Pastor Trent’s Blog
Reflections from the study
This past week we introduced a new song, “Jesus, Your Mercy,” which we’ll sing again this Sunday. This song is a prayer to our merciful Lord, a song to help us confess our sin and rejoice in our assurance rooted in the mercy of God. Meditate these words and wear yourself into the tune ahead of Sunday.
One way to know how much God treasures his people is to listen to what he says to our leaders. Here’s Paul’s words to the elders at Ephesus: “Pay careful attention to yourselves and to all the flock, in which the Holy Spirit has made you overseers, to care for the church of God, which he obtained with his own blood.”
I’ve been thinking about crowds lately. There are a few reasons for that. We keep seeing them on the news. We feel the effects of them in our feeds. The crowding out of our ability to think for our selves—or think at all—is one reason why a half dozen friends have told me they recently dialed back or jumped out of social media altogether.

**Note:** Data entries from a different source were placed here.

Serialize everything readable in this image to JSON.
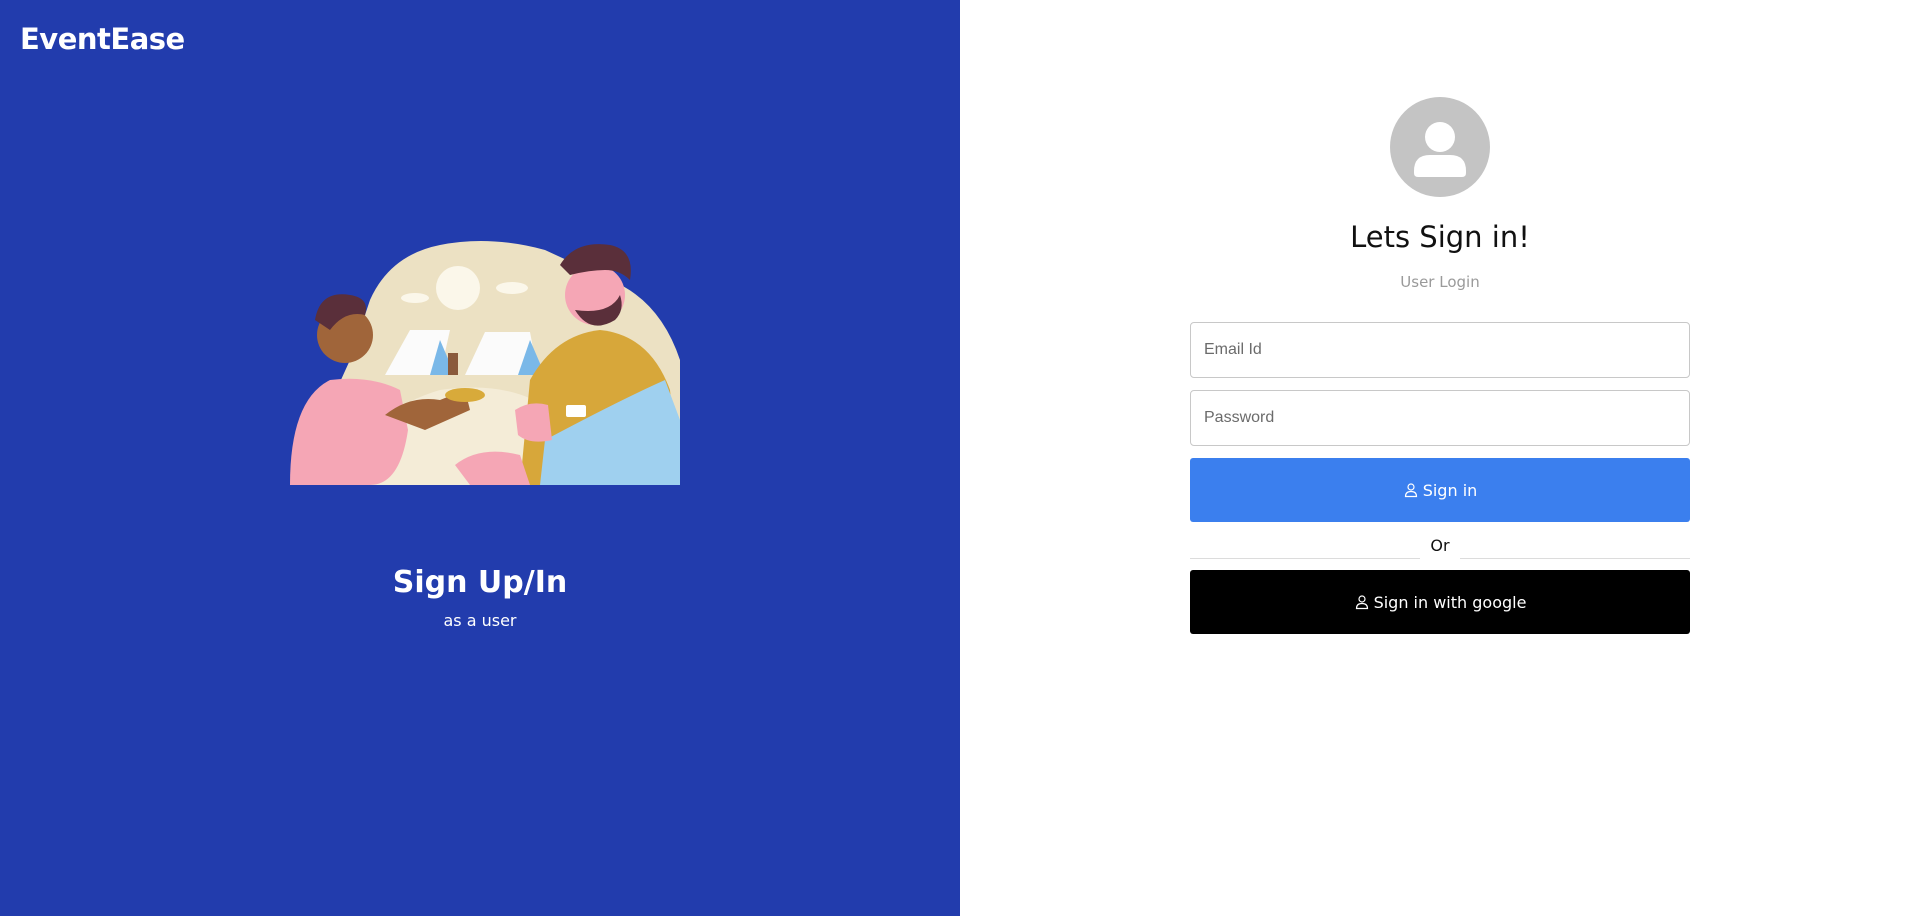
{
  "brand": {
    "name": "EventEase"
  },
  "left": {
    "title": "Sign Up/In",
    "subtitle": "as a user",
    "illustration": "two-people-camping-illustration"
  },
  "login": {
    "avatar_icon": "user-icon",
    "title": "Lets Sign in!",
    "subtitle": "User Login",
    "email": {
      "placeholder": "Email Id",
      "value": ""
    },
    "password": {
      "placeholder": "Password",
      "value": ""
    },
    "signin_label": "Sign in",
    "divider_text": "Or",
    "google_label": "Sign in with google"
  },
  "colors": {
    "left_panel_bg": "#223cad",
    "signin_button": "#3b7fee",
    "google_button": "#000000",
    "avatar_bg": "#c4c4c4"
  }
}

Our elders recognize that there is a need to offer biblical instruction on the topic of race. This is not because we believe that we are demonstrating sinful thoughts or attitudes on this topic as a church. Not hardly. Rather, it is because this topic—filled as it is with human beings, human history, and human conflict—deserves nothing less than our best biblical thinking.
For some time now we have wanted to host a weekend workshop specifically for our Sunday musicians. We are well served by talented and church-loving musicians each Lord's Day and this is a way of investing in them spiritually and...
There is no happy ending for this world apart from the death and resurrection of Jesus Christ. There is a way for our sin and guilt to be removed and there is a way for you and I to be made new. Yes, we have been ransomed by Christ and raised with him.
Preachers need encouragement, help, and a regular reminder that God accomplishes his work in the world through his Word. It’s in this spirit of encouragement and progress that Heritage has invested in area churches and pastors in a variety of ways. It’s also why we hosted a preaching workshop for area preachers this past January through a partnership with the Charles Simeon Trust.
Our heritage is a heritage of the gospel of the Lord Jesus Christ, which reconciles sinners to God and to one another. Proof is in the singing. The purpose of this post is to share our thinking behind the search for a full-time Worship Director and to unite our church in those plans. We may not begin a public search for many months or perhaps another year or two—more on the budget and timing later in this post. But now is a good time to lay some groundwork for when that time comes.
If you’ve been in church long enough, you’ve probably been told to, “open your Bibles to the book of Psalms, right in the middle of your Bible.” Measured by chapters, Psalms is the longest book in our Bibles so it’s not hard to find. In it are the prayers, hymns, and laments of our ancestors to our great God. It’s filled with familiar lines that we rightly recall: “Blessed is the man who walks not in the counsel of the wicked,” or, “The Lord is my shepherd; I shall not want” (1:1; 23:1).
When the Sadducees came to Jesus with a disingenuous question about the resurrection, his response was direct: “you are wrong, because you know neither the Scriptures nor the power of God” (Mk. 12:24). This is an interaction we explored in Sunday’s sermon, “He is God of the Living,” from Mark 12:18–27. The Sadducees insisted that there would be no future resurrection, that when we died that was it.